Other repeatable triggers come from the Flickering enchantments and the recursive ones. Crown of Flames or Flickering Ward can get a lot of triggers for RR or WW, respectively, while cards like Undying Rage help fight against the deck’s low ability to generate card advantage. Strive cards just get triggers and help use some extra mana for more value. Regular pump spells do their thing and double strike is spectacular on Anax and Cymede. The few recursive elements help get back some enchantments to keep pumping Anax and Cymede for battle.

Finally there is the stuff that cheats the build: X spells. White Sun’s Zenith and Goblin Offensive only cost three mana; Rise of the Hobgoblins costs two. But paying a ton into the X can make a follow-up turn incredible. Decks flood sometimes, and while there are mana sinks in the deck, these cards help a lot. The burn spells just help finish off people who hide behind Propaganda effects.

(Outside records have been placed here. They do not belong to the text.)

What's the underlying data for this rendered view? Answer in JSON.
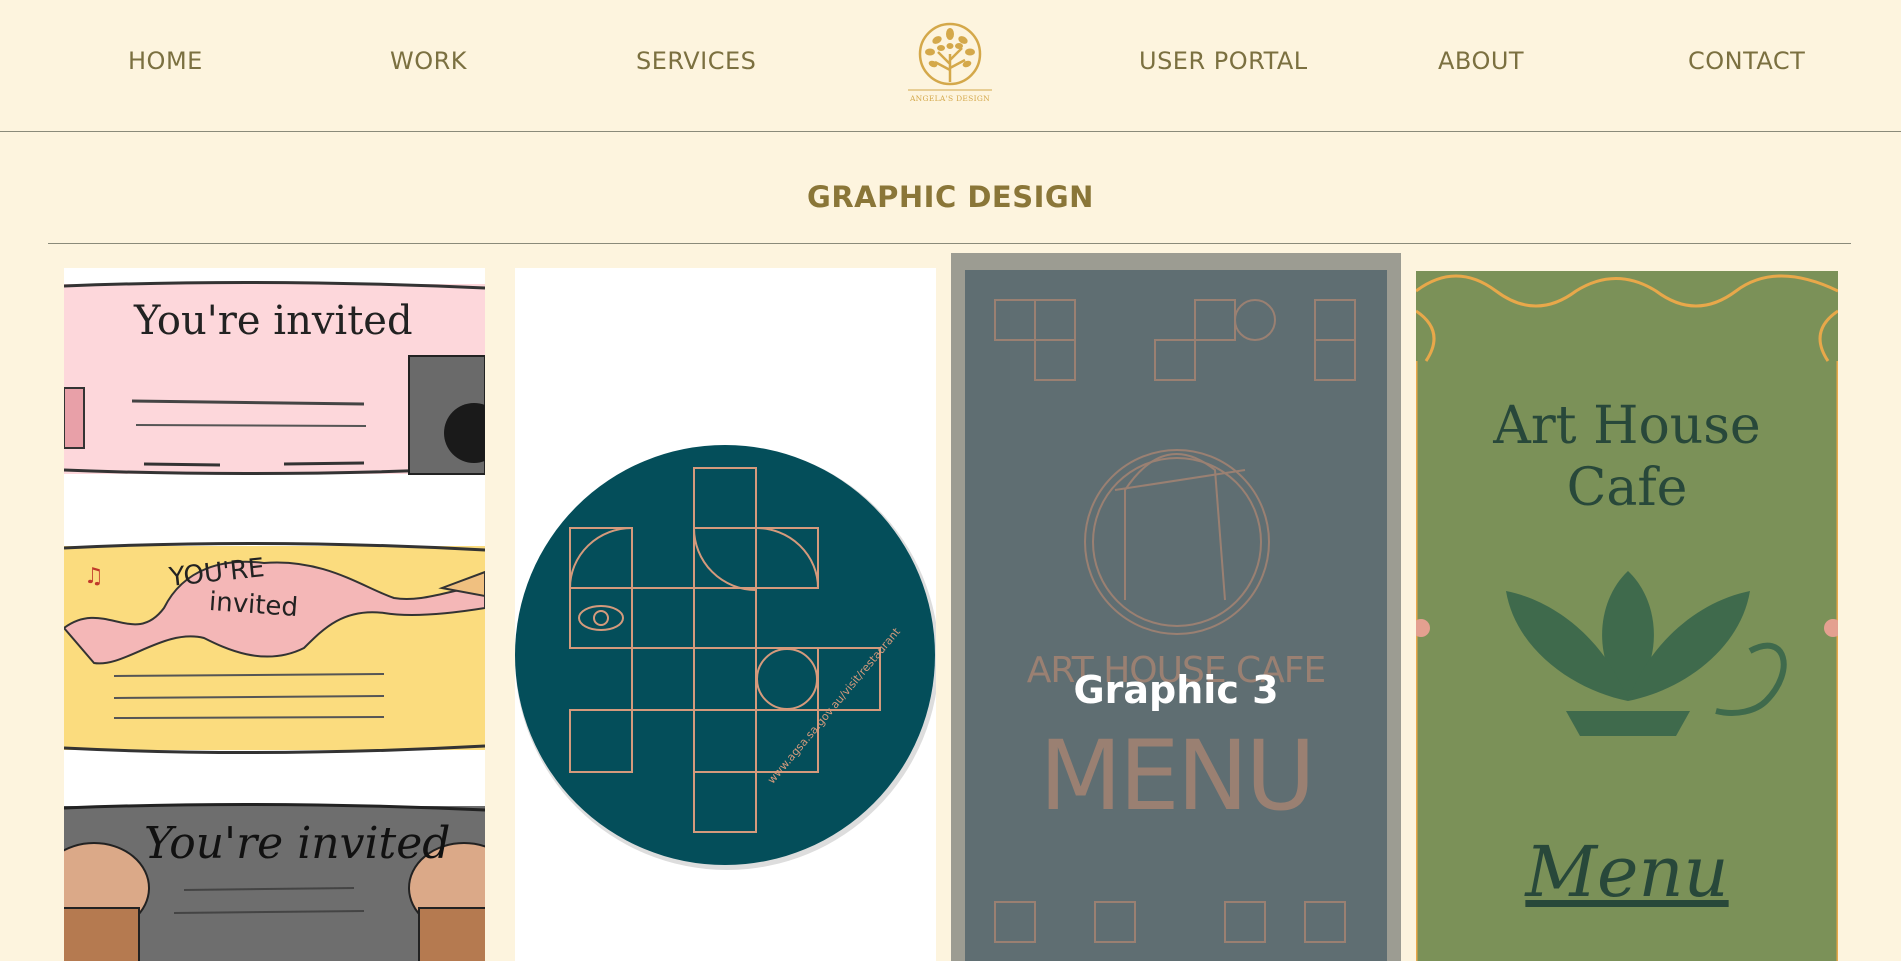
{
  "nav": {
    "items": [
      "HOME",
      "WORK",
      "SERVICES",
      "USER PORTAL",
      "ABOUT",
      "CONTACT"
    ],
    "logo_text": "ANGELA'S DESIGN"
  },
  "page_title": "GRAPHIC DESIGN",
  "gallery": {
    "tile1": {
      "invite_pink": "You're invited",
      "invite_yellow_line1": "YOU'RE",
      "invite_yellow_line2": "invited",
      "invite_grey": "You're invited"
    },
    "tile2": {
      "coaster_url": "www.agsa.sa.gov.au/visit/restaurant"
    },
    "tile3": {
      "cafe_name": "ART HOUSE CAFE",
      "menu": "MENU",
      "hover_label": "Graphic 3"
    },
    "tile4": {
      "title_line1": "Art House",
      "title_line2": "Cafe",
      "menu": "Menu"
    }
  },
  "colors": {
    "background": "#fdf4de",
    "nav_text": "#7b7040",
    "title": "#8a7638",
    "logo": "#d4a84a"
  }
}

This deck will suffer in a six-person game (I have tried it and I would not exactly use the term “fun” to describe the experience), but it rocks a three-player game. Getting in some early beats with Anax and Cymede helps while developing the battlefield. Then the deck starts generating heroic triggers left and right to get in for lots of damage. The best part for a three-player game with this deck is sending the creatures and tokens at one opponent while sending Anax and Cymede into combat against the other one. It is entirely possible to end the whole game early through commander damage and then finishing off the other foe. It’s all about taking advantage of the situation you are given.

Remember, in a three-player game, speed is better than raw power. Typically a three-player game breaks down into two of the players in a duel with a spectator or someone just running over the whole table. Be the person in the lead, use a fast Boros deck, and get to the attacking! Aggro fails as more opponents play, so give the R/W decks some love when you get the chance.

Let me know what you think! How do you battle when there are only three of you?

Shadows over Innistrad Prerelease March 26-27!